(PROVIDED RECORDS begins)

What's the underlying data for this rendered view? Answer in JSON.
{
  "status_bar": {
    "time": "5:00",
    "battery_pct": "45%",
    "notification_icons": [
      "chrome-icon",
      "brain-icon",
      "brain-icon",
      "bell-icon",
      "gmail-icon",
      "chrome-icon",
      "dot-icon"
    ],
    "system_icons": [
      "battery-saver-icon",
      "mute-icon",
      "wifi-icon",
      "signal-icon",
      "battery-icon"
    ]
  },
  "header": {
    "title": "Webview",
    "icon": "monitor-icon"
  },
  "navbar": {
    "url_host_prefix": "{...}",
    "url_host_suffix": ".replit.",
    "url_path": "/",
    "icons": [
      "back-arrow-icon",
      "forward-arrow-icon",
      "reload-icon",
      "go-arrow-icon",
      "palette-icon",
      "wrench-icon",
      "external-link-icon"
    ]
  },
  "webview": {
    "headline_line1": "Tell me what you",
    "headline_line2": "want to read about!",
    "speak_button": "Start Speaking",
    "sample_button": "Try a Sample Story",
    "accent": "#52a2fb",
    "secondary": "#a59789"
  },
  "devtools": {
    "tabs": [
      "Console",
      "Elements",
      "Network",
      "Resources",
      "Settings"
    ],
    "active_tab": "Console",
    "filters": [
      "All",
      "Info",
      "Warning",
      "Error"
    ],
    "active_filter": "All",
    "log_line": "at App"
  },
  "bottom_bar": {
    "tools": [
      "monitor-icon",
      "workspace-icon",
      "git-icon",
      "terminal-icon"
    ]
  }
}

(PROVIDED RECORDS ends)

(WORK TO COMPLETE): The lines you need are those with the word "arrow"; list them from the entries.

(SOLUTION TO THIS EXERCISE):
      "back-arrow-icon",
      "forward-arrow-icon",
      "go-arrow-icon",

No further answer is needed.